EXERCISE DETAILS - Filter the records below down to lines containing "data".

BEGIN ENTRIES SUPPLIED

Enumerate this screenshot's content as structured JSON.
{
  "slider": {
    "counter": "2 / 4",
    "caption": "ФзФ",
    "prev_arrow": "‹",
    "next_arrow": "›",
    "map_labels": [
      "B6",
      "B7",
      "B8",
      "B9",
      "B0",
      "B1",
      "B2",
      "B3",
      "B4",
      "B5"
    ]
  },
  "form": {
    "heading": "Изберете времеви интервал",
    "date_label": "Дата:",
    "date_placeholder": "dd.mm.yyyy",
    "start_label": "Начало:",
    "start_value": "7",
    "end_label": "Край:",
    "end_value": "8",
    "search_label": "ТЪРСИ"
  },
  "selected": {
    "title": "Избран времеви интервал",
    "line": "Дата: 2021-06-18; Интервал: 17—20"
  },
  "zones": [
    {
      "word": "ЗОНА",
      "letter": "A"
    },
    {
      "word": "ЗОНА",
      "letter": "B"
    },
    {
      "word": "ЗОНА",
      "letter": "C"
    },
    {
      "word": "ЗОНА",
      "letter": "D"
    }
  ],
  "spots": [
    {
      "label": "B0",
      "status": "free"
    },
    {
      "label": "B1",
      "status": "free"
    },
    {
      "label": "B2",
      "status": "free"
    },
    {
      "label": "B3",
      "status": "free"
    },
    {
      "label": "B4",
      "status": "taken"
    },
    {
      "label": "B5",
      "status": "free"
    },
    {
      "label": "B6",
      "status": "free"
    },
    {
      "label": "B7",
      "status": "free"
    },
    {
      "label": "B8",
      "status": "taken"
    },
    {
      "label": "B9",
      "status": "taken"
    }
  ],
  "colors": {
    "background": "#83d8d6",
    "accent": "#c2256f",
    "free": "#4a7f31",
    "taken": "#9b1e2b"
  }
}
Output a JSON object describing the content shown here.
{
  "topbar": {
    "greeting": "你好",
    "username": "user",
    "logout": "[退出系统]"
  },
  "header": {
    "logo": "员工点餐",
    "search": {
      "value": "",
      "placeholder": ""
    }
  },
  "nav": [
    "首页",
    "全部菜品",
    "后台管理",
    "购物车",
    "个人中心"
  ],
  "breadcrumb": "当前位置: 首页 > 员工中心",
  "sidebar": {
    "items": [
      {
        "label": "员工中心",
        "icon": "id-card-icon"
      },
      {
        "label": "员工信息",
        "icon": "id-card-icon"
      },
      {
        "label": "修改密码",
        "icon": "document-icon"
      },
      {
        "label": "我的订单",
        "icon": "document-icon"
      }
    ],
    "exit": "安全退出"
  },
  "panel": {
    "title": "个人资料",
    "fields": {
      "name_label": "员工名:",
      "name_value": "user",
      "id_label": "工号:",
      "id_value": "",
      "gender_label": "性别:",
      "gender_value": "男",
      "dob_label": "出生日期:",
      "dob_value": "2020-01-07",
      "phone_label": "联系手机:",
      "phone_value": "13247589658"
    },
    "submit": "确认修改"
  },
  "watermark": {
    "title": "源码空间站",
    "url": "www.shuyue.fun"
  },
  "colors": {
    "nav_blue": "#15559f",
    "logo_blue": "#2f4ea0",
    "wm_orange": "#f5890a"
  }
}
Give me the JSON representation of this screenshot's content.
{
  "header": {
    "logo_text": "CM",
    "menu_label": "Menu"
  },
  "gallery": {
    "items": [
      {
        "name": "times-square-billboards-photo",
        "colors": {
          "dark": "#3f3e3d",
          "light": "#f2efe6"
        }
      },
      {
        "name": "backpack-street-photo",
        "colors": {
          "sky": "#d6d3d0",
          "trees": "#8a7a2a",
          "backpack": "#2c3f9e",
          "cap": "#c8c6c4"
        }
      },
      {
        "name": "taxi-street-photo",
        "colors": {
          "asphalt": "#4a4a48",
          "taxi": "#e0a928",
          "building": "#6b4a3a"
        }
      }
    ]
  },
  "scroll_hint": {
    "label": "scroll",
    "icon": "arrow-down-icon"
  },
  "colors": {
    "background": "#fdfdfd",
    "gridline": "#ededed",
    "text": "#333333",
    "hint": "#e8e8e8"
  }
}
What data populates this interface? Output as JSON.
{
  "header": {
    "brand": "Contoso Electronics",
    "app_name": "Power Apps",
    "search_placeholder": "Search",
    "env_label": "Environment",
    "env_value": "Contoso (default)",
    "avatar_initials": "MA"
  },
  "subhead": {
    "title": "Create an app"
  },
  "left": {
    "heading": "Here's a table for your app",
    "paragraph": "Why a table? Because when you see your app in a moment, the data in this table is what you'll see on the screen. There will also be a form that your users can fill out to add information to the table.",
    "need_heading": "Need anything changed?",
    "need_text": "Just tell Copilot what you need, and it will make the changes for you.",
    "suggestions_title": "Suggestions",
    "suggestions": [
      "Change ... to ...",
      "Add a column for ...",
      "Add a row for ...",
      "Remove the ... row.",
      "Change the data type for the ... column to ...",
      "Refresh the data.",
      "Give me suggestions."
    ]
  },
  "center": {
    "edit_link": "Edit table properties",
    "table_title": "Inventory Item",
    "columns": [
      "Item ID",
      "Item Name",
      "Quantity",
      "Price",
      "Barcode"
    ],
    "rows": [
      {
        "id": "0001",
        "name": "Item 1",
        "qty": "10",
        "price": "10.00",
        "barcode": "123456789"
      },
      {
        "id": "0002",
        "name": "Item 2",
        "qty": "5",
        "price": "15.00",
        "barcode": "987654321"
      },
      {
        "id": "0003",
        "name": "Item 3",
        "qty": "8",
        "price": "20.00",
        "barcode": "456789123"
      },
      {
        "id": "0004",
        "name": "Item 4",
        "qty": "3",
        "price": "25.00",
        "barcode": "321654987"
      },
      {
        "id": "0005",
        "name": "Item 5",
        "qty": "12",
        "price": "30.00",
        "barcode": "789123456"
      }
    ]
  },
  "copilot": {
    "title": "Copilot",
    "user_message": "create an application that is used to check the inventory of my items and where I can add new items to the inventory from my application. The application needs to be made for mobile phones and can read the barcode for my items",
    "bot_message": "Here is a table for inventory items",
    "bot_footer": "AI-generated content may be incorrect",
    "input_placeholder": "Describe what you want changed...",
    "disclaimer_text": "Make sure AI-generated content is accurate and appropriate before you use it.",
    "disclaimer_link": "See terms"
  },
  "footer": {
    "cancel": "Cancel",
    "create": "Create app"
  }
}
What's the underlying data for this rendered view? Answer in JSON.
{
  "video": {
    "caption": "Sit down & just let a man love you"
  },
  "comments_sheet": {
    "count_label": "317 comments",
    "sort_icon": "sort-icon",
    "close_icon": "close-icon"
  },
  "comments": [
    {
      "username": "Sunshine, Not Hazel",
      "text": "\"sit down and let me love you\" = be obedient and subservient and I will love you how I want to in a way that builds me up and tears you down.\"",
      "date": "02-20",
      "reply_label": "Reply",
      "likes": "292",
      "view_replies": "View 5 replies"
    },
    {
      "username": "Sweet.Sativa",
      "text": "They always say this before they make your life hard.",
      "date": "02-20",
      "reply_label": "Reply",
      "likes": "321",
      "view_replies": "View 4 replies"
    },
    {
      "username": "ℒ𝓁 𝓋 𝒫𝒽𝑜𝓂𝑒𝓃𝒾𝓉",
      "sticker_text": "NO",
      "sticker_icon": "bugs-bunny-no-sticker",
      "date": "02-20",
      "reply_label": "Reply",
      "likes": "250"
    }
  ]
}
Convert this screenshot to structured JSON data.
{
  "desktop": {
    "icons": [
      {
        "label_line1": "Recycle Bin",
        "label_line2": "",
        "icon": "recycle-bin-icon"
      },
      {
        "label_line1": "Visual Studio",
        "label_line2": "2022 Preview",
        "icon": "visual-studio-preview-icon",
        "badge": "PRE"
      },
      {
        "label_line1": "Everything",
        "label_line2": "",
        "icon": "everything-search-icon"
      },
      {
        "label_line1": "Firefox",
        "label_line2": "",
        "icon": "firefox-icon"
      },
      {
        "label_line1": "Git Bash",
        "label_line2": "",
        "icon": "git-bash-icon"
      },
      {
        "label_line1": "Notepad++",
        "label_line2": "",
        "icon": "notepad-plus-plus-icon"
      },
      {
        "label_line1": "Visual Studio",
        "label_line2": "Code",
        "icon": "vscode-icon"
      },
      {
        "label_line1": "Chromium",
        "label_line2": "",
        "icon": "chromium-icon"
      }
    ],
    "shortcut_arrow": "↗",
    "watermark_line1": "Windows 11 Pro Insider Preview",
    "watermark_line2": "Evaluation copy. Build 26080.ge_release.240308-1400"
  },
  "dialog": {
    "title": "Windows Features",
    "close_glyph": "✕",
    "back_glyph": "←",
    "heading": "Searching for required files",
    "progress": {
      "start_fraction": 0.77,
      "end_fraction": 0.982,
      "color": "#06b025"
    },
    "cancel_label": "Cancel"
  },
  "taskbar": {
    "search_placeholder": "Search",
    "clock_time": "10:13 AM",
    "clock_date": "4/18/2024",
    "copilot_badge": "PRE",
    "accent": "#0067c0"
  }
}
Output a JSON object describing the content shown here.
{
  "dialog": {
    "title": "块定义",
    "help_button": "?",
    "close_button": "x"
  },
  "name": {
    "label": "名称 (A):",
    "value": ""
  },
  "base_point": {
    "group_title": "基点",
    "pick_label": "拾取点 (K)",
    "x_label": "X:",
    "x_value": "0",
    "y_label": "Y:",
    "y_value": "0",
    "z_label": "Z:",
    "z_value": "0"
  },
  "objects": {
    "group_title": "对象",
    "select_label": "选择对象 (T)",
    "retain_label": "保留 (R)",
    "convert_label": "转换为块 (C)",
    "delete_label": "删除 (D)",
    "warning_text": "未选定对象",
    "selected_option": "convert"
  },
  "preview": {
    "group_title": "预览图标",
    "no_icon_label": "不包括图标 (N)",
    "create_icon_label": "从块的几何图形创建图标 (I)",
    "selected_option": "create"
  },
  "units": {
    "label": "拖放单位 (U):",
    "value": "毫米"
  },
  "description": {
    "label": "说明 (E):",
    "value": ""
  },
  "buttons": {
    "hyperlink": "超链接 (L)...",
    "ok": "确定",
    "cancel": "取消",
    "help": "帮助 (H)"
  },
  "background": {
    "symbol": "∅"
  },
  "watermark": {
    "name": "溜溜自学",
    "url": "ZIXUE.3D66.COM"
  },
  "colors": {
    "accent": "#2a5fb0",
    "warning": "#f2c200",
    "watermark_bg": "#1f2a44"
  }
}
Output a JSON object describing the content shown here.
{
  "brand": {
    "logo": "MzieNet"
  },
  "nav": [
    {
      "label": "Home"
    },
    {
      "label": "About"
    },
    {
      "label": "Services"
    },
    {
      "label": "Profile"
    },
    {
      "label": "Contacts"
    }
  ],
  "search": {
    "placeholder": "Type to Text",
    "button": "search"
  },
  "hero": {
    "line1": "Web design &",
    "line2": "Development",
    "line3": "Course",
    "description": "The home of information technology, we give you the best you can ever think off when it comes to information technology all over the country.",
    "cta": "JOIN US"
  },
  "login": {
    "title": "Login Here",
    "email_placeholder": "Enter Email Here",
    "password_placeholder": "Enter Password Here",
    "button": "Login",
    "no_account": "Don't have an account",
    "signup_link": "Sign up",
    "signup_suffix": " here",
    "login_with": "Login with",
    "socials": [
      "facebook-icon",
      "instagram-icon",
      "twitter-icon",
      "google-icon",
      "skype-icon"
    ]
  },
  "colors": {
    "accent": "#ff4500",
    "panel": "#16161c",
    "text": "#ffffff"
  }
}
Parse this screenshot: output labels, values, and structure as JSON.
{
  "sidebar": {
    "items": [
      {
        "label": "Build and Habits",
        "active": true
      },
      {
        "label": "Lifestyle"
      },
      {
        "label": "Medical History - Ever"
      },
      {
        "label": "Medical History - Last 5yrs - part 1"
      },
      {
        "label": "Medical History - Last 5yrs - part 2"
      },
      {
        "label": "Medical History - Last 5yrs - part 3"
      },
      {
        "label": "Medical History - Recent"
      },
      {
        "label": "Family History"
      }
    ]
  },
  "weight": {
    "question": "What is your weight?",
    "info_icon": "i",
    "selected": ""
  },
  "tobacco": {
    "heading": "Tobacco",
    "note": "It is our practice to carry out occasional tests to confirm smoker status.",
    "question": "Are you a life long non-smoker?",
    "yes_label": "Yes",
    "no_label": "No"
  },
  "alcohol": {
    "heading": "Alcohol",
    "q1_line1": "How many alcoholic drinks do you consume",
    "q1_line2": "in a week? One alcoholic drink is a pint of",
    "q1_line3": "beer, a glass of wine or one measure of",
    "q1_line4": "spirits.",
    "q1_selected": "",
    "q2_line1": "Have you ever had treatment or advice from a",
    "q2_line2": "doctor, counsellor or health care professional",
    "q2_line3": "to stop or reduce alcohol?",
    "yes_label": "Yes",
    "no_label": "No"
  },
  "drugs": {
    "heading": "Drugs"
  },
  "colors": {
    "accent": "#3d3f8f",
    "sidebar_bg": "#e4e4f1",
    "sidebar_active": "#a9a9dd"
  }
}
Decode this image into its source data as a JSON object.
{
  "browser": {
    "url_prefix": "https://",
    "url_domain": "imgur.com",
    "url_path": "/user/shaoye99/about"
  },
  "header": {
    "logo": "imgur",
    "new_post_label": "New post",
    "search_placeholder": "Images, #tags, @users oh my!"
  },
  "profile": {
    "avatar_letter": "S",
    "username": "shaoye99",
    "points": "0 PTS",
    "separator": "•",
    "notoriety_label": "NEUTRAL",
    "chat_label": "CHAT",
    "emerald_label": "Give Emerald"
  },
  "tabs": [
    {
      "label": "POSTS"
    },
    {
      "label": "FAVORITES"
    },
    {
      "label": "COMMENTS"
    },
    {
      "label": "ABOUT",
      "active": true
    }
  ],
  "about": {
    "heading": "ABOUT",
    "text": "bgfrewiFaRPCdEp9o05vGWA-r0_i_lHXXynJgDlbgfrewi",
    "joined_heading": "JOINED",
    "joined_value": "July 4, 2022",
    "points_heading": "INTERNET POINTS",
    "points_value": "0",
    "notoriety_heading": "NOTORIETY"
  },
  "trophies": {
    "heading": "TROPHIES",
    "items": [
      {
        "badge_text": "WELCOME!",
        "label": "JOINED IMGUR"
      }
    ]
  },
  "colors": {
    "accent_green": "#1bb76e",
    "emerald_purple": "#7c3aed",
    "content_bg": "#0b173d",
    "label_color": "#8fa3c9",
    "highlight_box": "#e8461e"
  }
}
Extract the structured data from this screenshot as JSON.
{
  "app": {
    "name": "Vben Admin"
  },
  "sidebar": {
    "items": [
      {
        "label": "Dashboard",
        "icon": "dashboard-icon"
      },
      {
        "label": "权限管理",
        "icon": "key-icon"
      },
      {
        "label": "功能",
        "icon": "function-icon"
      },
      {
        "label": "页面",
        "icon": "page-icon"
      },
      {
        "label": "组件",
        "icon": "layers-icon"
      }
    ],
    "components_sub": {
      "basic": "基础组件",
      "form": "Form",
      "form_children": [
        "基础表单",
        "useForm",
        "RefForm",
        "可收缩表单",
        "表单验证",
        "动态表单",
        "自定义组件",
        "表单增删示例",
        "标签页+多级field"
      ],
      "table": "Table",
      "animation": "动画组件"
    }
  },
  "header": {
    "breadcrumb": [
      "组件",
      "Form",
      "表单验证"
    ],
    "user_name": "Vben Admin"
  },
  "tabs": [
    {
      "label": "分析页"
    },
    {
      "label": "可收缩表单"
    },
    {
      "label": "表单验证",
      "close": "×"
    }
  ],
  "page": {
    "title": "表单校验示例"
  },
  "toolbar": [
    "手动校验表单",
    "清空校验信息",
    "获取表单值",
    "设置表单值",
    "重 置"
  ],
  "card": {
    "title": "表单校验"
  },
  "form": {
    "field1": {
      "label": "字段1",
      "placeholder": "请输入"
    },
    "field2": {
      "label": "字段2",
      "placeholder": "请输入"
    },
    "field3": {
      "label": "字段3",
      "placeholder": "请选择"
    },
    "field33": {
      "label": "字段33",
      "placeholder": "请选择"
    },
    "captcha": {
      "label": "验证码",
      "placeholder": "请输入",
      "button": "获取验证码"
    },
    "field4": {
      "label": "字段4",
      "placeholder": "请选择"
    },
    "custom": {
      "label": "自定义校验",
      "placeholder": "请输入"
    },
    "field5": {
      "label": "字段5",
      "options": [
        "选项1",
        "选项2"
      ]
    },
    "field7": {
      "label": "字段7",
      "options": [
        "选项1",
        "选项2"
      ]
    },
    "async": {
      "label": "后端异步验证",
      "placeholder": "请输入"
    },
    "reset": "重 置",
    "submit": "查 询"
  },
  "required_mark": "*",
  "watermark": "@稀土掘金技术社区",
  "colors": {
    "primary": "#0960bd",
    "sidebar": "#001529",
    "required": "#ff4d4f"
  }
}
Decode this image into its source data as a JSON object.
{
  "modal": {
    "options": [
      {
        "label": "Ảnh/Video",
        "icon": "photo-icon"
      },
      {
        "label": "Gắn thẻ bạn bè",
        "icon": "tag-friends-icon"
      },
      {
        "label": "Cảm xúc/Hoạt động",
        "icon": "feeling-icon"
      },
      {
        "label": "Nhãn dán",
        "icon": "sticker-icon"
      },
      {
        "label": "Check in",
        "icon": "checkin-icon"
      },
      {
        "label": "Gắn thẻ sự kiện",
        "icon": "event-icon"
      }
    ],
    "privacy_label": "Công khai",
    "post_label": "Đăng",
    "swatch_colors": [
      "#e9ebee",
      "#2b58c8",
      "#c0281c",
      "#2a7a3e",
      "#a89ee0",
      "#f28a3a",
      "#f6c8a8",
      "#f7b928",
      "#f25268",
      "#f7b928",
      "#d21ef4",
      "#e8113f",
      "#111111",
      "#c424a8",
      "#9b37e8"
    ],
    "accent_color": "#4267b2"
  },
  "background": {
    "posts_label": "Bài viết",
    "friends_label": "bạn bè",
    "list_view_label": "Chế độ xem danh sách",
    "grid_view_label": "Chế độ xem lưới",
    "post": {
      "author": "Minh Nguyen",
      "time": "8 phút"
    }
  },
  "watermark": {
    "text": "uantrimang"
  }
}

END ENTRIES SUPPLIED

WRITTEN ANSWER -
What data populates this interface? Output as JSON.
    "paragraph": "Why a table? Because when you see your app in a moment, the data in this table is what you'll see on the screen. There will also be a form that your users can fill out to add information to the table.",
      "Change the data type for the ... column to ...",
      "Refresh the data.",
What's the underlying data for this rendered view? Answer in JSON.
Convert this screenshot to structured JSON data.
Decode this image into its source data as a JSON object.
Extract the structured data from this screenshot as JSON.
Decode this image into its source data as a JSON object.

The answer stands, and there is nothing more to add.